11 Sep The Most Popular Whale Species in Australian Waters
There are many species of whale, and it is only since the international community joined forces to ban whale hunting that we have learned about these majestic creatures and how they live their lives. Of course, much if what the whales do goes unnoticed, due to the depths they dive, but we have learned so much from surface observations to conclude that the whale is indeed an intelligent animal.
Hunted to Near Extinction
It’s no secret that for almost 200 years, whales off the coast of Australia were vigorously hunted, indeed the numbers were so low in 1982, that the International Whaling Committee put a blanket ban on all whale hunting, and that was the start of the fight back we have seen with almost all species.
The Humpback Whale

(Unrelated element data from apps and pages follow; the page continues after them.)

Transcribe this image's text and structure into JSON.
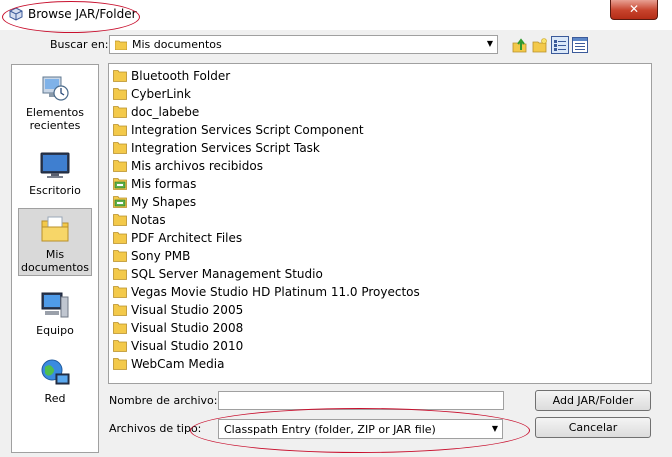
{
  "window": {
    "title": "Browse JAR/Folder",
    "close_glyph": "✕"
  },
  "lookin": {
    "label": "Buscar en:",
    "value": "Mis documentos"
  },
  "toolbar_icons": [
    "up-one-level-icon",
    "new-folder-icon",
    "list-view-icon",
    "details-view-icon"
  ],
  "places": [
    {
      "label": "Elementos recientes",
      "icon": "recent-items-icon"
    },
    {
      "label": "Escritorio",
      "icon": "desktop-icon"
    },
    {
      "label": "Mis documentos",
      "icon": "my-documents-icon"
    },
    {
      "label": "Equipo",
      "icon": "computer-icon"
    },
    {
      "label": "Red",
      "icon": "network-icon"
    }
  ],
  "files": [
    {
      "name": "Bluetooth Folder",
      "icon": "folder-icon"
    },
    {
      "name": "CyberLink",
      "icon": "folder-icon"
    },
    {
      "name": "doc_labebe",
      "icon": "folder-icon"
    },
    {
      "name": "Integration Services Script Component",
      "icon": "folder-icon"
    },
    {
      "name": "Integration Services Script Task",
      "icon": "folder-icon"
    },
    {
      "name": "Mis archivos recibidos",
      "icon": "folder-icon"
    },
    {
      "name": "Mis formas",
      "icon": "special-folder-icon"
    },
    {
      "name": "My Shapes",
      "icon": "special-folder-icon"
    },
    {
      "name": "Notas",
      "icon": "folder-icon"
    },
    {
      "name": "PDF Architect Files",
      "icon": "folder-icon"
    },
    {
      "name": "Sony PMB",
      "icon": "folder-icon"
    },
    {
      "name": "SQL Server Management Studio",
      "icon": "folder-icon"
    },
    {
      "name": "Vegas Movie Studio HD Platinum 11.0 Proyectos",
      "icon": "folder-icon"
    },
    {
      "name": "Visual Studio 2005",
      "icon": "folder-icon"
    },
    {
      "name": "Visual Studio 2008",
      "icon": "folder-icon"
    },
    {
      "name": "Visual Studio 2010",
      "icon": "folder-icon"
    },
    {
      "name": "WebCam Media",
      "icon": "folder-icon"
    }
  ],
  "filename": {
    "label": "Nombre de archivo:",
    "value": ""
  },
  "filetype": {
    "label": "Archivos de tipo:",
    "value": "Classpath Entry (folder, ZIP or JAR file)"
  },
  "buttons": {
    "add": "Add JAR/Folder",
    "cancel": "Cancelar"
  },
  "colors": {
    "annotation": "#c8102e",
    "folder": "#f3c94a",
    "close": "#c7432c"
  }
}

The most common whale in Australian waters is most definitely the Humpback Whale, and this species follows a centuries old migrating route that runs between the rich krill deposits found in the Antarctica waters and the northern part of Queensland, with Sydney being one of the best ports where whale watching is concerned. Indeed, whale watching in Sydney is a booming industry and between the months of April to November make up the peak whale watching season.
Southern Right Whales
The Southern Right Whale is of the Baleen Whale family and there are estimated to be some 10,000 in the Southern Hemisphere, and while not as common as the Humpback, the Southern Right Whale is frequently observed in the waters around Australia, particularly the East Coast.
There are Blue Whales off the Australian coastline, and this species in the biggest animal ever thought to have existed, and they were aggressively hunted in the 19th century, much like the Humpbacks. In 2002, a report estimated there were between 5,000 – 12,000 Blue Whales in existence, while some experts today think the Blue Whale population is between 25-30,000. They are most commonly found in the Antarctica waters and are known to migrate along the East Coast of Australia, and can be seen alongside Humpback Whales.
The Minke Whale
The second smallest of the Baleen Whale family, the Minke can be seen in the waters off Queensland, as they do migrate to Antarctica, much like their cousin, the Humpback Whale. In the Northern Great Barrier Reef, Minke Whales migrate in June and July and can frequently be seen off Port Douglas and Cairnes.
The Humpback Shows
The most common whale in Australian waters, the Humpback really does put on quite a show, and breaches are far more common than other species, and with several surface behaviours, whale watching from Sydney gives you the best chance of some close-up encounters. From April to November, the whale watching tours are almost always fully booked, so always try to book as far in advance as you can.
Whale watching is on most people’s bucket list, and if you are ever in Sydney, that is the ideal time to experience these amazing creatures performing as they do.